## Task brief:
Make an exact copy of the data below, leaving out every picture.

(Data records for software interfaces)
- - - - - - -
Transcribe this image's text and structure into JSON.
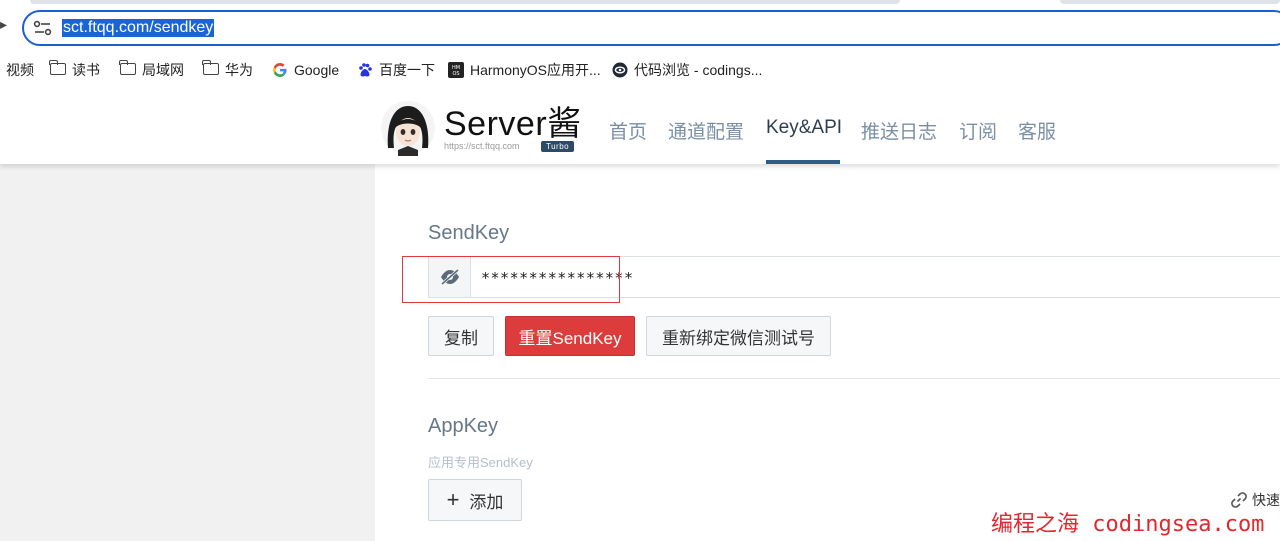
{
  "browser": {
    "url": "sct.ftqq.com/sendkey",
    "bookmarks": [
      {
        "label": "视频",
        "icon": "none"
      },
      {
        "label": "读书",
        "icon": "folder-icon"
      },
      {
        "label": "局域网",
        "icon": "folder-icon"
      },
      {
        "label": "华为",
        "icon": "folder-icon"
      },
      {
        "label": "Google",
        "icon": "google-icon"
      },
      {
        "label": "百度一下",
        "icon": "baidu-icon"
      },
      {
        "label": "HarmonyOS应用开...",
        "icon": "harmonyos-icon"
      },
      {
        "label": "代码浏览 - codings...",
        "icon": "codings-icon"
      }
    ]
  },
  "header": {
    "brand_title": "Server酱",
    "brand_url": "https://sct.ftqq.com",
    "brand_badge": "Turbo",
    "nav": [
      {
        "label": "首页",
        "active": false
      },
      {
        "label": "通道配置",
        "active": false
      },
      {
        "label": "Key&API",
        "active": true
      },
      {
        "label": "推送日志",
        "active": false
      },
      {
        "label": "订阅",
        "active": false
      },
      {
        "label": "客服",
        "active": false
      }
    ],
    "accent_color": "#2d5f86"
  },
  "sendkey": {
    "title": "SendKey",
    "value": "****************",
    "toggle_icon": "eye-slash-icon",
    "buttons": {
      "copy": "复制",
      "reset": "重置SendKey",
      "rebind": "重新绑定微信测试号"
    },
    "highlight_color": "#e0393e"
  },
  "appkey": {
    "title": "AppKey",
    "subtitle": "应用专用SendKey",
    "add_label": "添加"
  },
  "quick_link": "快速",
  "watermark": "编程之海 codingsea.com"
}
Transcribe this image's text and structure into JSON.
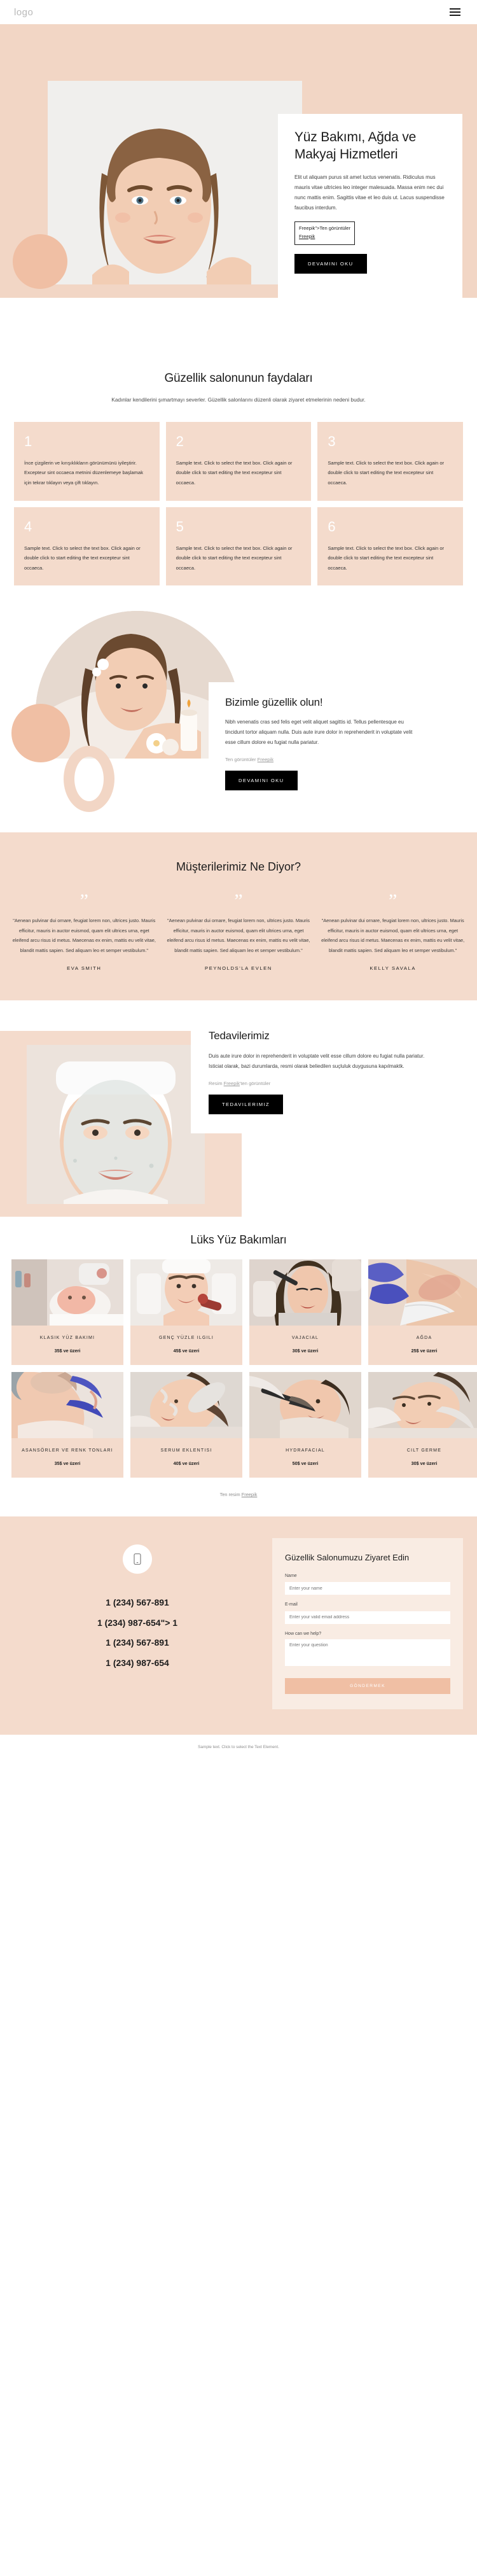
{
  "header": {
    "logo": "logo",
    "menu_icon": "hamburger-menu-icon"
  },
  "hero": {
    "title": "Yüz Bakımı, Ağda ve Makyaj Hizmetleri",
    "body": "Elit ut aliquam purus sit amet luctus venenatis. Ridiculus mus mauris vitae ultricies leo integer malesuada. Massa enim nec dui nunc mattis enim. Sagittis vitae et leo duis ut. Lacus suspendisse faucibus interdum.",
    "credit_line1": "Freepik\">Ten görüntüler",
    "credit_line2": "Freepik",
    "button": "DEVAMINI OKU"
  },
  "benefits": {
    "title": "Güzellik salonunun faydaları",
    "subtitle": "Kadınlar kendilerini şımartmayı severler. Güzellik salonlarını düzenli olarak ziyaret etmelerinin nedeni budur.",
    "sample_text": "Sample text. Click to select the text box. Click again or double click to start editing the text excepteur sint occaeca.",
    "cards": [
      {
        "num": "1",
        "text": "İnce çizgilerin ve kırışıklıkların görünümünü iyileştirir. Excepteur sint occaeca metnini düzenlemeye başlamak için tekrar tıklayın veya çift tıklayın."
      },
      {
        "num": "2",
        "text": "Sample text. Click to select the text box. Click again or double click to start editing the text excepteur sint occaeca."
      },
      {
        "num": "3",
        "text": "Sample text. Click to select the text box. Click again or double click to start editing the text excepteur sint occaeca."
      },
      {
        "num": "4",
        "text": "Sample text. Click to select the text box. Click again or double click to start editing the text excepteur sint occaeca."
      },
      {
        "num": "5",
        "text": "Sample text. Click to select the text box. Click again or double click to start editing the text excepteur sint occaeca."
      },
      {
        "num": "6",
        "text": "Sample text. Click to select the text box. Click again or double click to start editing the text excepteur sint occaeca."
      }
    ]
  },
  "beauty": {
    "title": "Bizimle güzellik olun!",
    "body": "Nibh venenatis cras sed felis eget velit aliquet sagittis id. Tellus pellentesque eu tincidunt tortor aliquam nulla. Duis aute irure dolor in reprehenderit in voluptate velit esse cillum dolore eu fugiat nulla pariatur.",
    "credit_prefix": "Ten görüntüler ",
    "credit_link": "Freepik",
    "button": "DEVAMINI OKU"
  },
  "testimonials": {
    "title": "Müşterilerimiz Ne Diyor?",
    "quote_glyph": "”",
    "items": [
      {
        "text": "\"Aenean pulvinar dui ornare, feugiat lorem non, ultrices justo. Mauris efficitur, mauris in auctor euismod, quam elit ultrices urna, eget eleifend arcu risus id metus. Maecenas ex enim, mattis eu velit vitae, blandit mattis sapien. Sed aliquam leo et semper vestibulum.\"",
        "name": "EVA SMITH"
      },
      {
        "text": "\"Aenean pulvinar dui ornare, feugiat lorem non, ultrices justo. Mauris efficitur, mauris in auctor euismod, quam elit ultrices urna, eget eleifend arcu risus id metus. Maecenas ex enim, mattis eu velit vitae, blandit mattis sapien. Sed aliquam leo et semper vestibulum.\"",
        "name": "PEYNOLDS'LA EVLEN"
      },
      {
        "text": "\"Aenean pulvinar dui ornare, feugiat lorem non, ultrices justo. Mauris efficitur, mauris in auctor euismod, quam elit ultrices urna, eget eleifend arcu risus id metus. Maecenas ex enim, mattis eu velit vitae, blandit mattis sapien. Sed aliquam leo et semper vestibulum.\"",
        "name": "KELLY SAVALA"
      }
    ]
  },
  "treatments": {
    "title": "Tedavilerimiz",
    "body": "Duis aute irure dolor in reprehenderit in voluptate velit esse cillum dolore eu fugiat nulla pariatur. Isticiat olarak, bazi durumlarda, resmi olarak beliedilen suçluluk duygusuna kapılmaktk.",
    "credit_prefix": "Resim ",
    "credit_link": "Freepik",
    "credit_suffix": "'ten görüntüler",
    "button": "TEDAVILERIMIZ"
  },
  "gallery": {
    "title": "Lüks Yüz Bakımları",
    "credit_prefix": "Ten resim ",
    "credit_link": "Freepik",
    "items": [
      {
        "name": "KLASIK YÜZ BAKIMI",
        "price": "35$ ve üzeri"
      },
      {
        "name": "GENÇ YÜZLE ILGILI",
        "price": "45$ ve üzeri"
      },
      {
        "name": "VAJACIAL",
        "price": "30$ ve üzeri"
      },
      {
        "name": "AĞDA",
        "price": "25$ ve üzeri"
      },
      {
        "name": "ASANSÖRLER VE RENK TONLARI",
        "price": "35$ ve üzeri"
      },
      {
        "name": "SERUM EKLENTISI",
        "price": "40$ ve üzeri"
      },
      {
        "name": "HYDRAFACIAL",
        "price": "50$ ve üzeri"
      },
      {
        "name": "CILT GERME",
        "price": "30$ ve üzeri"
      }
    ]
  },
  "contact": {
    "phone_icon": "phone-icon",
    "phones": [
      "1 (234) 567-891",
      "1 (234) 987-654\"> 1",
      "1 (234) 567-891",
      "1 (234) 987-654"
    ],
    "form": {
      "title": "Güzellik Salonumuzu Ziyaret Edin",
      "name_label": "Name",
      "name_placeholder": "Enter your name",
      "email_label": "E-mail",
      "email_placeholder": "Enter your valid email address",
      "message_label": "How can we help?",
      "message_placeholder": "Enter your question",
      "submit": "GÖNDERMEK"
    }
  },
  "footer": {
    "text": "Sample text. Click to select the Text Element."
  },
  "colors": {
    "peach": "#f2d6c5",
    "peach_card": "#f4dbcc",
    "peach_accent": "#f0bfa4",
    "peach_light": "#f9ece3",
    "dark": "#000000"
  }
}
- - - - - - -
## Solution:
Transcribe this image's text and structure into JSON.
{
  "browser": {
    "url": "sct.ftqq.com/sendkey",
    "bookmarks": [
      {
        "label": "视频",
        "icon": "none"
      },
      {
        "label": "读书",
        "icon": "folder-icon"
      },
      {
        "label": "局域网",
        "icon": "folder-icon"
      },
      {
        "label": "华为",
        "icon": "folder-icon"
      },
      {
        "label": "Google",
        "icon": "google-icon"
      },
      {
        "label": "百度一下",
        "icon": "baidu-icon"
      },
      {
        "label": "HarmonyOS应用开...",
        "icon": "harmonyos-icon"
      },
      {
        "label": "代码浏览 - codings...",
        "icon": "codings-icon"
      }
    ]
  },
  "header": {
    "brand_title": "Server酱",
    "brand_url": "https://sct.ftqq.com",
    "brand_badge": "Turbo",
    "nav": [
      {
        "label": "首页",
        "active": false
      },
      {
        "label": "通道配置",
        "active": false
      },
      {
        "label": "Key&API",
        "active": true
      },
      {
        "label": "推送日志",
        "active": false
      },
      {
        "label": "订阅",
        "active": false
      },
      {
        "label": "客服",
        "active": false
      }
    ],
    "accent_color": "#2d5f86"
  },
  "sendkey": {
    "title": "SendKey",
    "value": "****************",
    "toggle_icon": "eye-slash-icon",
    "buttons": {
      "copy": "复制",
      "reset": "重置SendKey",
      "rebind": "重新绑定微信测试号"
    },
    "highlight_color": "#e0393e"
  },
  "appkey": {
    "title": "AppKey",
    "subtitle": "应用专用SendKey",
    "add_label": "添加"
  },
  "quick_link": "快速",
  "watermark": "编程之海 codingsea.com"
}
Transcribe this image's text and structure into JSON.
{
  "header": {
    "logo": "logo",
    "menu_icon": "hamburger-menu-icon"
  },
  "hero": {
    "title": "Yüz Bakımı, Ağda ve Makyaj Hizmetleri",
    "body": "Elit ut aliquam purus sit amet luctus venenatis. Ridiculus mus mauris vitae ultricies leo integer malesuada. Massa enim nec dui nunc mattis enim. Sagittis vitae et leo duis ut. Lacus suspendisse faucibus interdum.",
    "credit_line1": "Freepik\">Ten görüntüler",
    "credit_line2": "Freepik",
    "button": "DEVAMINI OKU"
  },
  "benefits": {
    "title": "Güzellik salonunun faydaları",
    "subtitle": "Kadınlar kendilerini şımartmayı severler. Güzellik salonlarını düzenli olarak ziyaret etmelerinin nedeni budur.",
    "sample_text": "Sample text. Click to select the text box. Click again or double click to start editing the text excepteur sint occaeca.",
    "cards": [
      {
        "num": "1",
        "text": "İnce çizgilerin ve kırışıklıkların görünümünü iyileştirir. Excepteur sint occaeca metnini düzenlemeye başlamak için tekrar tıklayın veya çift tıklayın."
      },
      {
        "num": "2",
        "text": "Sample text. Click to select the text box. Click again or double click to start editing the text excepteur sint occaeca."
      },
      {
        "num": "3",
        "text": "Sample text. Click to select the text box. Click again or double click to start editing the text excepteur sint occaeca."
      },
      {
        "num": "4",
        "text": "Sample text. Click to select the text box. Click again or double click to start editing the text excepteur sint occaeca."
      },
      {
        "num": "5",
        "text": "Sample text. Click to select the text box. Click again or double click to start editing the text excepteur sint occaeca."
      },
      {
        "num": "6",
        "text": "Sample text. Click to select the text box. Click again or double click to start editing the text excepteur sint occaeca."
      }
    ]
  },
  "beauty": {
    "title": "Bizimle güzellik olun!",
    "body": "Nibh venenatis cras sed felis eget velit aliquet sagittis id. Tellus pellentesque eu tincidunt tortor aliquam nulla. Duis aute irure dolor in reprehenderit in voluptate velit esse cillum dolore eu fugiat nulla pariatur.",
    "credit_prefix": "Ten görüntüler ",
    "credit_link": "Freepik",
    "button": "DEVAMINI OKU"
  },
  "testimonials": {
    "title": "Müşterilerimiz Ne Diyor?",
    "quote_glyph": "”",
    "items": [
      {
        "text": "\"Aenean pulvinar dui ornare, feugiat lorem non, ultrices justo. Mauris efficitur, mauris in auctor euismod, quam elit ultrices urna, eget eleifend arcu risus id metus. Maecenas ex enim, mattis eu velit vitae, blandit mattis sapien. Sed aliquam leo et semper vestibulum.\"",
        "name": "EVA SMITH"
      },
      {
        "text": "\"Aenean pulvinar dui ornare, feugiat lorem non, ultrices justo. Mauris efficitur, mauris in auctor euismod, quam elit ultrices urna, eget eleifend arcu risus id metus. Maecenas ex enim, mattis eu velit vitae, blandit mattis sapien. Sed aliquam leo et semper vestibulum.\"",
        "name": "PEYNOLDS'LA EVLEN"
      },
      {
        "text": "\"Aenean pulvinar dui ornare, feugiat lorem non, ultrices justo. Mauris efficitur, mauris in auctor euismod, quam elit ultrices urna, eget eleifend arcu risus id metus. Maecenas ex enim, mattis eu velit vitae, blandit mattis sapien. Sed aliquam leo et semper vestibulum.\"",
        "name": "KELLY SAVALA"
      }
    ]
  },
  "treatments": {
    "title": "Tedavilerimiz",
    "body": "Duis aute irure dolor in reprehenderit in voluptate velit esse cillum dolore eu fugiat nulla pariatur. Isticiat olarak, bazi durumlarda, resmi olarak beliedilen suçluluk duygusuna kapılmaktk.",
    "credit_prefix": "Resim ",
    "credit_link": "Freepik",
    "credit_suffix": "'ten görüntüler",
    "button": "TEDAVILERIMIZ"
  },
  "gallery": {
    "title": "Lüks Yüz Bakımları",
    "credit_prefix": "Ten resim ",
    "credit_link": "Freepik",
    "items": [
      {
        "name": "KLASIK YÜZ BAKIMI",
        "price": "35$ ve üzeri"
      },
      {
        "name": "GENÇ YÜZLE ILGILI",
        "price": "45$ ve üzeri"
      },
      {
        "name": "VAJACIAL",
        "price": "30$ ve üzeri"
      },
      {
        "name": "AĞDA",
        "price": "25$ ve üzeri"
      },
      {
        "name": "ASANSÖRLER VE RENK TONLARI",
        "price": "35$ ve üzeri"
      },
      {
        "name": "SERUM EKLENTISI",
        "price": "40$ ve üzeri"
      },
      {
        "name": "HYDRAFACIAL",
        "price": "50$ ve üzeri"
      },
      {
        "name": "CILT GERME",
        "price": "30$ ve üzeri"
      }
    ]
  },
  "contact": {
    "phone_icon": "phone-icon",
    "phones": [
      "1 (234) 567-891",
      "1 (234) 987-654\"> 1",
      "1 (234) 567-891",
      "1 (234) 987-654"
    ],
    "form": {
      "title": "Güzellik Salonumuzu Ziyaret Edin",
      "name_label": "Name",
      "name_placeholder": "Enter your name",
      "email_label": "E-mail",
      "email_placeholder": "Enter your valid email address",
      "message_label": "How can we help?",
      "message_placeholder": "Enter your question",
      "submit": "GÖNDERMEK"
    }
  },
  "footer": {
    "text": "Sample text. Click to select the Text Element."
  },
  "colors": {
    "peach": "#f2d6c5",
    "peach_card": "#f4dbcc",
    "peach_accent": "#f0bfa4",
    "peach_light": "#f9ece3",
    "dark": "#000000"
  }
}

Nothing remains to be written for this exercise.